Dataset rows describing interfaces
- Opening Delimiter -

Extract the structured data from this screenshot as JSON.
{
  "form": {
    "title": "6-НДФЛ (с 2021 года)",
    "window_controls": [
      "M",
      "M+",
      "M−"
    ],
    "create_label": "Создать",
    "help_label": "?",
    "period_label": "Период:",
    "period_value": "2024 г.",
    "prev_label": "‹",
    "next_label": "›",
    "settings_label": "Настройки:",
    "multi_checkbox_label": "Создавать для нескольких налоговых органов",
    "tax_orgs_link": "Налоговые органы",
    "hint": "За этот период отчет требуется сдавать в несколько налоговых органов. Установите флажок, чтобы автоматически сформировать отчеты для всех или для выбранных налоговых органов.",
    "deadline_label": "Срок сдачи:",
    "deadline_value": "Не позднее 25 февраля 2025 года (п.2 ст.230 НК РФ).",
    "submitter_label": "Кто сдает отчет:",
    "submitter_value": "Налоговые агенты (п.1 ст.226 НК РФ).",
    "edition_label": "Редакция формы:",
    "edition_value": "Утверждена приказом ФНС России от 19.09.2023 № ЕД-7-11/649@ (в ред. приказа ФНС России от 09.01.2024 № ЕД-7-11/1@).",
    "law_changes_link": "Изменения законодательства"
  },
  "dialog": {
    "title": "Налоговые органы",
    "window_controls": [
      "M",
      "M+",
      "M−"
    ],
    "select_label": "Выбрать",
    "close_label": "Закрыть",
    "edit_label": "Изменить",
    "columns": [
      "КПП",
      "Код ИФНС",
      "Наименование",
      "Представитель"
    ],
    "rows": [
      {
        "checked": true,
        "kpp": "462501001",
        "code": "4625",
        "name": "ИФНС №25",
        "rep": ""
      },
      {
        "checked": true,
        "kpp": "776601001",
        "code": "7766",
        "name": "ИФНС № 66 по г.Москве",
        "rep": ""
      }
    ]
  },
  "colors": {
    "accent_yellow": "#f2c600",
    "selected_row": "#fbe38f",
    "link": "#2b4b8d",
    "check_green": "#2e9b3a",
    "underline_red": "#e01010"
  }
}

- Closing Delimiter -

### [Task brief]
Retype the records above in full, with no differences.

### [Task result]
Extract the structured data from this screenshot as JSON.
{
  "form": {
    "title": "6-НДФЛ (с 2021 года)",
    "window_controls": [
      "M",
      "M+",
      "M−"
    ],
    "create_label": "Создать",
    "help_label": "?",
    "period_label": "Период:",
    "period_value": "2024 г.",
    "prev_label": "‹",
    "next_label": "›",
    "settings_label": "Настройки:",
    "multi_checkbox_label": "Создавать для нескольких налоговых органов",
    "tax_orgs_link": "Налоговые органы",
    "hint": "За этот период отчет требуется сдавать в несколько налоговых органов. Установите флажок, чтобы автоматически сформировать отчеты для всех или для выбранных налоговых органов.",
    "deadline_label": "Срок сдачи:",
    "deadline_value": "Не позднее 25 февраля 2025 года (п.2 ст.230 НК РФ).",
    "submitter_label": "Кто сдает отчет:",
    "submitter_value": "Налоговые агенты (п.1 ст.226 НК РФ).",
    "edition_label": "Редакция формы:",
    "edition_value": "Утверждена приказом ФНС России от 19.09.2023 № ЕД-7-11/649@ (в ред. приказа ФНС России от 09.01.2024 № ЕД-7-11/1@).",
    "law_changes_link": "Изменения законодательства"
  },
  "dialog": {
    "title": "Налоговые органы",
    "window_controls": [
      "M",
      "M+",
      "M−"
    ],
    "select_label": "Выбрать",
    "close_label": "Закрыть",
    "edit_label": "Изменить",
    "columns": [
      "КПП",
      "Код ИФНС",
      "Наименование",
      "Представитель"
    ],
    "rows": [
      {
        "checked": true,
        "kpp": "462501001",
        "code": "4625",
        "name": "ИФНС №25",
        "rep": ""
      },
      {
        "checked": true,
        "kpp": "776601001",
        "code": "7766",
        "name": "ИФНС № 66 по г.Москве",
        "rep": ""
      }
    ]
  },
  "colors": {
    "accent_yellow": "#f2c600",
    "selected_row": "#fbe38f",
    "link": "#2b4b8d",
    "check_green": "#2e9b3a",
    "underline_red": "#e01010"
  }
}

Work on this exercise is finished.